“I knew Peter before joining OR&R through the Global Community Advisory Board and CSS network and I am fascinated observing his journey from a CAB member to a community advocate!,” says Kanade. “Many times we exchange our community experiences informally during ACTG meetings. Peter is excellent mentor and good motivator for new CAB members. I am happy having him on OR&R and glad to see that he empowers his community from whatever he learns from OR&R!”

Ziba also puts the lessons he’s learned from OR&R into practice to fight the stigma surrounding HIV in Zambia.

“There is an issue for some people who do not want to be seen coming into the clinic for an HIV test because of the fear that people will talk about them,” Ziba says. “We go out into the community and offer 20-minute rapid HIV tests or test in the workplace. We meet people where they feel the most comfortable.”

Ziba says research into better ways to treat the TB-HIV co-infection are needed in Zambia. TB is the number one killer of people living with HIV globally.
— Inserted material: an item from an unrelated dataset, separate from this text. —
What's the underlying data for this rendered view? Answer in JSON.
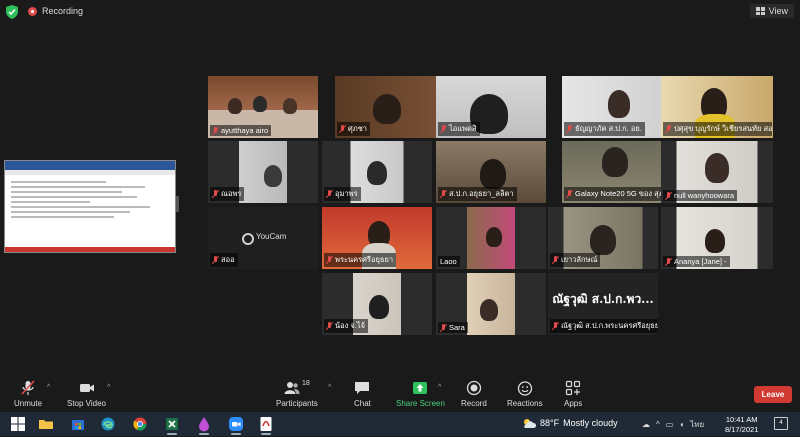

He also says the hepatitis B virus (HBV) is a growing problem.

“Tests for HBV are not usually done,” Ziba says. “Hepatitis C is more common, but HBV is an issue not to be neglected.”

When he is not volunteering at the CIDRZ site, Ziba can be found spending time with his wife, his five children and his three grandchildren. He also enjoys reading, writing and keeping in contact with the friends he’s made through the ACTG.

“I have learned so much about HIV research and made friends in Zimbabwe, Malawi, Uganda, Nigeria and South Africa since becoming a part of the ACTG,” says Ziba. “The community’s involvement is really encouraged in the ACTG and I know no other organization that allows this much community input.”